------ Source data ------
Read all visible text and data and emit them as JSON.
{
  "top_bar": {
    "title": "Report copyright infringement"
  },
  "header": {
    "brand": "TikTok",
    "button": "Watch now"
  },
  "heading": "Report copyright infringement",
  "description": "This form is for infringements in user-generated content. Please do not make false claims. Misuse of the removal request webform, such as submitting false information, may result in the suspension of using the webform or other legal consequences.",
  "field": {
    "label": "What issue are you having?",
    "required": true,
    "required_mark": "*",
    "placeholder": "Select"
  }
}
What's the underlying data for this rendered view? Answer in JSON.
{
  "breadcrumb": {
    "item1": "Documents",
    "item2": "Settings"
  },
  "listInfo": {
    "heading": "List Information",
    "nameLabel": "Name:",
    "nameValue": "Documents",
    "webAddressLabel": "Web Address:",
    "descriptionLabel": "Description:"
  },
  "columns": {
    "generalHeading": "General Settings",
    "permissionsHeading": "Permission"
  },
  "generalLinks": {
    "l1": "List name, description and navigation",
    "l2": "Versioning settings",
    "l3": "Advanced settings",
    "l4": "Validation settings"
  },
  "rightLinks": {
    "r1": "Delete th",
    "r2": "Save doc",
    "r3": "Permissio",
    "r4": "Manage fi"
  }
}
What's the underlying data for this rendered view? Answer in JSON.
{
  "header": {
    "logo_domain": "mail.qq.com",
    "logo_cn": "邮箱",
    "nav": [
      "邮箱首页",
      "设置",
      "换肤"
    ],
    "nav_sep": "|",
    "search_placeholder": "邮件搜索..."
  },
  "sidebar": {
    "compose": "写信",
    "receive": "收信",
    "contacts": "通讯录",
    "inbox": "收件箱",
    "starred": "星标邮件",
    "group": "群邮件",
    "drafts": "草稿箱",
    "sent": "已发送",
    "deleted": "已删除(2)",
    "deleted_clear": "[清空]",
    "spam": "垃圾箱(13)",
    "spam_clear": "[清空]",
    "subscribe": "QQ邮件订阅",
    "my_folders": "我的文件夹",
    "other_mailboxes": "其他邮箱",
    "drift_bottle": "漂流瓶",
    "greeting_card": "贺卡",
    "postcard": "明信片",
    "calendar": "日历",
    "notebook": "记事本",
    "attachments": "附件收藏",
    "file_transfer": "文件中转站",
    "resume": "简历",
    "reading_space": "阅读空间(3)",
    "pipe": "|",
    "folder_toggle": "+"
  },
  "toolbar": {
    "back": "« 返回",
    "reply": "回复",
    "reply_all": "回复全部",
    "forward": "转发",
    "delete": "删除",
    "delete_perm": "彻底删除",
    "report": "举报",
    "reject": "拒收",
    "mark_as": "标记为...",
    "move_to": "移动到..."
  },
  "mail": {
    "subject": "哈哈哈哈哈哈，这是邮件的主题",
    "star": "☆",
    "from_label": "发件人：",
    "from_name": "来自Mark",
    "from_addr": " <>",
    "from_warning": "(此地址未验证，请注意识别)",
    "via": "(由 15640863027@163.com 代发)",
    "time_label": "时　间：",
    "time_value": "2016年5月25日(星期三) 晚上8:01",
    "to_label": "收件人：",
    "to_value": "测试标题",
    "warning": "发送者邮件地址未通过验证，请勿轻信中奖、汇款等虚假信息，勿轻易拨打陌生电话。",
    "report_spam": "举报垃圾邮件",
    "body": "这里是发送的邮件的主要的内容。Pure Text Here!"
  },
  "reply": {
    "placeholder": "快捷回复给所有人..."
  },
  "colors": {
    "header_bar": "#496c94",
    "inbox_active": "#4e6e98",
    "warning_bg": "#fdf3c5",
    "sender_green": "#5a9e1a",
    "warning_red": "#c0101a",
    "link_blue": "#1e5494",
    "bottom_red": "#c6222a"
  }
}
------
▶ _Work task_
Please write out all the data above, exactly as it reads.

▶ _Response to the task_
Read all visible text and data and emit them as JSON.
{
  "top_bar": {
    "title": "Report copyright infringement"
  },
  "header": {
    "brand": "TikTok",
    "button": "Watch now"
  },
  "heading": "Report copyright infringement",
  "description": "This form is for infringements in user-generated content. Please do not make false claims. Misuse of the removal request webform, such as submitting false information, may result in the suspension of using the webform or other legal consequences.",
  "field": {
    "label": "What issue are you having?",
    "required": true,
    "required_mark": "*",
    "placeholder": "Select"
  }
}
What's the underlying data for this rendered view? Answer in JSON.
{
  "breadcrumb": {
    "item1": "Documents",
    "item2": "Settings"
  },
  "listInfo": {
    "heading": "List Information",
    "nameLabel": "Name:",
    "nameValue": "Documents",
    "webAddressLabel": "Web Address:",
    "descriptionLabel": "Description:"
  },
  "columns": {
    "generalHeading": "General Settings",
    "permissionsHeading": "Permission"
  },
  "generalLinks": {
    "l1": "List name, description and navigation",
    "l2": "Versioning settings",
    "l3": "Advanced settings",
    "l4": "Validation settings"
  },
  "rightLinks": {
    "r1": "Delete th",
    "r2": "Save doc",
    "r3": "Permissio",
    "r4": "Manage fi"
  }
}
What's the underlying data for this rendered view? Answer in JSON.
{
  "header": {
    "logo_domain": "mail.qq.com",
    "logo_cn": "邮箱",
    "nav": [
      "邮箱首页",
      "设置",
      "换肤"
    ],
    "nav_sep": "|",
    "search_placeholder": "邮件搜索..."
  },
  "sidebar": {
    "compose": "写信",
    "receive": "收信",
    "contacts": "通讯录",
    "inbox": "收件箱",
    "starred": "星标邮件",
    "group": "群邮件",
    "drafts": "草稿箱",
    "sent": "已发送",
    "deleted": "已删除(2)",
    "deleted_clear": "[清空]",
    "spam": "垃圾箱(13)",
    "spam_clear": "[清空]",
    "subscribe": "QQ邮件订阅",
    "my_folders": "我的文件夹",
    "other_mailboxes": "其他邮箱",
    "drift_bottle": "漂流瓶",
    "greeting_card": "贺卡",
    "postcard": "明信片",
    "calendar": "日历",
    "notebook": "记事本",
    "attachments": "附件收藏",
    "file_transfer": "文件中转站",
    "resume": "简历",
    "reading_space": "阅读空间(3)",
    "pipe": "|",
    "folder_toggle": "+"
  },
  "toolbar": {
    "back": "« 返回",
    "reply": "回复",
    "reply_all": "回复全部",
    "forward": "转发",
    "delete": "删除",
    "delete_perm": "彻底删除",
    "report": "举报",
    "reject": "拒收",
    "mark_as": "标记为...",
    "move_to": "移动到..."
  },
  "mail": {
    "subject": "哈哈哈哈哈哈，这是邮件的主题",
    "star": "☆",
    "from_label": "发件人：",
    "from_name": "来自Mark",
    "from_addr": " <>",
    "from_warning": "(此地址未验证，请注意识别)",
    "via": "(由 15640863027@163.com 代发)",
    "time_label": "时　间：",
    "time_value": "2016年5月25日(星期三) 晚上8:01",
    "to_label": "收件人：",
    "to_value": "测试标题",
    "warning": "发送者邮件地址未通过验证，请勿轻信中奖、汇款等虚假信息，勿轻易拨打陌生电话。",
    "report_spam": "举报垃圾邮件",
    "body": "这里是发送的邮件的主要的内容。Pure Text Here!"
  },
  "reply": {
    "placeholder": "快捷回复给所有人..."
  },
  "colors": {
    "header_bar": "#496c94",
    "inbox_active": "#4e6e98",
    "warning_bg": "#fdf3c5",
    "sender_green": "#5a9e1a",
    "warning_red": "#c0101a",
    "link_blue": "#1e5494",
    "bottom_red": "#c6222a"
  }
}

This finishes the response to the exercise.